● DATA SHOWN:
-- Opening Marker --

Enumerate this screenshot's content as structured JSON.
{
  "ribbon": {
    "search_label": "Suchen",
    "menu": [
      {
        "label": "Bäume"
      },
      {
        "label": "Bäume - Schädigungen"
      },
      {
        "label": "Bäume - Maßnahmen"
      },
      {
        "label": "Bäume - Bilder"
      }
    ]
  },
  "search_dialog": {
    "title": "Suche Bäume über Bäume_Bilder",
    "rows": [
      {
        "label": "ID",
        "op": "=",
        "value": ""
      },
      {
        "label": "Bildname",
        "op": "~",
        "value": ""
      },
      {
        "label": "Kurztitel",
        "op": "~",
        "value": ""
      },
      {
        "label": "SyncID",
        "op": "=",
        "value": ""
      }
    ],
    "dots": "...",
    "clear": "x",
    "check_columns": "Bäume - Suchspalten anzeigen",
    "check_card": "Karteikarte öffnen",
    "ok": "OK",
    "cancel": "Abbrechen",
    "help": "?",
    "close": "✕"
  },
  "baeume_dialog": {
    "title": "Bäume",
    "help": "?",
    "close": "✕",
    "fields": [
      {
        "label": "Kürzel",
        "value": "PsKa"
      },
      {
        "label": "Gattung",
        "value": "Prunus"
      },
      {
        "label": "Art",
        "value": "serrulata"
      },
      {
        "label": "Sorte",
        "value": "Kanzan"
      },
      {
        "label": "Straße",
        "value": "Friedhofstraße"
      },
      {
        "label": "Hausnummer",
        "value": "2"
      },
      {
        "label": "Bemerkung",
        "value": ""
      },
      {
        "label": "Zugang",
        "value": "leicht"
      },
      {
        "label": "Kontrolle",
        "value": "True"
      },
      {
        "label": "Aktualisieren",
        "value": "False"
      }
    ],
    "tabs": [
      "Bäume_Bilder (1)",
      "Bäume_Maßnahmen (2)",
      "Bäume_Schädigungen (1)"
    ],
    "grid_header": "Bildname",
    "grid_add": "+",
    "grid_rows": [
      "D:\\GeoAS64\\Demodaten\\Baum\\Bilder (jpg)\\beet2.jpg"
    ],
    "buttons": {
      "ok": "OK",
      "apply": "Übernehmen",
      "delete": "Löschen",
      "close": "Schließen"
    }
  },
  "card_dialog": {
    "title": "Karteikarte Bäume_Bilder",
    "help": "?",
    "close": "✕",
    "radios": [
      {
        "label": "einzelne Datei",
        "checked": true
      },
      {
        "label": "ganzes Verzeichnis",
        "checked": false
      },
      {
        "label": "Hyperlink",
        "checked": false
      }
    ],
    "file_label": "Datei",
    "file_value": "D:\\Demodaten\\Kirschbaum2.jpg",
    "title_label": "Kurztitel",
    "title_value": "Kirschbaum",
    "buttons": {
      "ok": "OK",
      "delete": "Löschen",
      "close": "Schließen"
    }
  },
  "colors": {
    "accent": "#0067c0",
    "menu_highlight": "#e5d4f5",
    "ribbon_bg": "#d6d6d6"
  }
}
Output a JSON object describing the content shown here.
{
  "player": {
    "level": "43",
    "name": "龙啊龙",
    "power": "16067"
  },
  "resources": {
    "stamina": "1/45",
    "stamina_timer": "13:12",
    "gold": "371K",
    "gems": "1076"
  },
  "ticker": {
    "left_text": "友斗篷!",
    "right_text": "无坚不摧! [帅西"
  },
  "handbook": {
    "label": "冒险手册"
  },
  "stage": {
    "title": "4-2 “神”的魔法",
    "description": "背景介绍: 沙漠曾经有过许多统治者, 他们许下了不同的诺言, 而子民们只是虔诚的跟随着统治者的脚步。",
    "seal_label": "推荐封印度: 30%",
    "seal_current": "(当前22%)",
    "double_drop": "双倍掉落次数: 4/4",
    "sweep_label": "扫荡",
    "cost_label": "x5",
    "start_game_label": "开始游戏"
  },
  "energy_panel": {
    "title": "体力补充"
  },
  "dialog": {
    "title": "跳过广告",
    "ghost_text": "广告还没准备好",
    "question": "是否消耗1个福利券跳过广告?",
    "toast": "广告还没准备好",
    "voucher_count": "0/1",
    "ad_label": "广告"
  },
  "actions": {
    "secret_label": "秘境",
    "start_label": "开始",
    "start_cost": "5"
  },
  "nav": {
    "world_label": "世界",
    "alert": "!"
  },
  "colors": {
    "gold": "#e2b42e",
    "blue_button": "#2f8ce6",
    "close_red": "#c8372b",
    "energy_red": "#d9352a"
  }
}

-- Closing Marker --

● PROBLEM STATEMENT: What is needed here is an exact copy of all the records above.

● EXPECTED ANSWER:
Enumerate this screenshot's content as structured JSON.
{
  "ribbon": {
    "search_label": "Suchen",
    "menu": [
      {
        "label": "Bäume"
      },
      {
        "label": "Bäume - Schädigungen"
      },
      {
        "label": "Bäume - Maßnahmen"
      },
      {
        "label": "Bäume - Bilder"
      }
    ]
  },
  "search_dialog": {
    "title": "Suche Bäume über Bäume_Bilder",
    "rows": [
      {
        "label": "ID",
        "op": "=",
        "value": ""
      },
      {
        "label": "Bildname",
        "op": "~",
        "value": ""
      },
      {
        "label": "Kurztitel",
        "op": "~",
        "value": ""
      },
      {
        "label": "SyncID",
        "op": "=",
        "value": ""
      }
    ],
    "dots": "...",
    "clear": "x",
    "check_columns": "Bäume - Suchspalten anzeigen",
    "check_card": "Karteikarte öffnen",
    "ok": "OK",
    "cancel": "Abbrechen",
    "help": "?",
    "close": "✕"
  },
  "baeume_dialog": {
    "title": "Bäume",
    "help": "?",
    "close": "✕",
    "fields": [
      {
        "label": "Kürzel",
        "value": "PsKa"
      },
      {
        "label": "Gattung",
        "value": "Prunus"
      },
      {
        "label": "Art",
        "value": "serrulata"
      },
      {
        "label": "Sorte",
        "value": "Kanzan"
      },
      {
        "label": "Straße",
        "value": "Friedhofstraße"
      },
      {
        "label": "Hausnummer",
        "value": "2"
      },
      {
        "label": "Bemerkung",
        "value": ""
      },
      {
        "label": "Zugang",
        "value": "leicht"
      },
      {
        "label": "Kontrolle",
        "value": "True"
      },
      {
        "label": "Aktualisieren",
        "value": "False"
      }
    ],
    "tabs": [
      "Bäume_Bilder (1)",
      "Bäume_Maßnahmen (2)",
      "Bäume_Schädigungen (1)"
    ],
    "grid_header": "Bildname",
    "grid_add": "+",
    "grid_rows": [
      "D:\\GeoAS64\\Demodaten\\Baum\\Bilder (jpg)\\beet2.jpg"
    ],
    "buttons": {
      "ok": "OK",
      "apply": "Übernehmen",
      "delete": "Löschen",
      "close": "Schließen"
    }
  },
  "card_dialog": {
    "title": "Karteikarte Bäume_Bilder",
    "help": "?",
    "close": "✕",
    "radios": [
      {
        "label": "einzelne Datei",
        "checked": true
      },
      {
        "label": "ganzes Verzeichnis",
        "checked": false
      },
      {
        "label": "Hyperlink",
        "checked": false
      }
    ],
    "file_label": "Datei",
    "file_value": "D:\\Demodaten\\Kirschbaum2.jpg",
    "title_label": "Kurztitel",
    "title_value": "Kirschbaum",
    "buttons": {
      "ok": "OK",
      "delete": "Löschen",
      "close": "Schließen"
    }
  },
  "colors": {
    "accent": "#0067c0",
    "menu_highlight": "#e5d4f5",
    "ribbon_bg": "#d6d6d6"
  }
}
Output a JSON object describing the content shown here.
{
  "player": {
    "level": "43",
    "name": "龙啊龙",
    "power": "16067"
  },
  "resources": {
    "stamina": "1/45",
    "stamina_timer": "13:12",
    "gold": "371K",
    "gems": "1076"
  },
  "ticker": {
    "left_text": "友斗篷!",
    "right_text": "无坚不摧! [帅西"
  },
  "handbook": {
    "label": "冒险手册"
  },
  "stage": {
    "title": "4-2 “神”的魔法",
    "description": "背景介绍: 沙漠曾经有过许多统治者, 他们许下了不同的诺言, 而子民们只是虔诚的跟随着统治者的脚步。",
    "seal_label": "推荐封印度: 30%",
    "seal_current": "(当前22%)",
    "double_drop": "双倍掉落次数: 4/4",
    "sweep_label": "扫荡",
    "cost_label": "x5",
    "start_game_label": "开始游戏"
  },
  "energy_panel": {
    "title": "体力补充"
  },
  "dialog": {
    "title": "跳过广告",
    "ghost_text": "广告还没准备好",
    "question": "是否消耗1个福利券跳过广告?",
    "toast": "广告还没准备好",
    "voucher_count": "0/1",
    "ad_label": "广告"
  },
  "actions": {
    "secret_label": "秘境",
    "start_label": "开始",
    "start_cost": "5"
  },
  "nav": {
    "world_label": "世界",
    "alert": "!"
  },
  "colors": {
    "gold": "#e2b42e",
    "blue_button": "#2f8ce6",
    "close_red": "#c8372b",
    "energy_red": "#d9352a"
  }
}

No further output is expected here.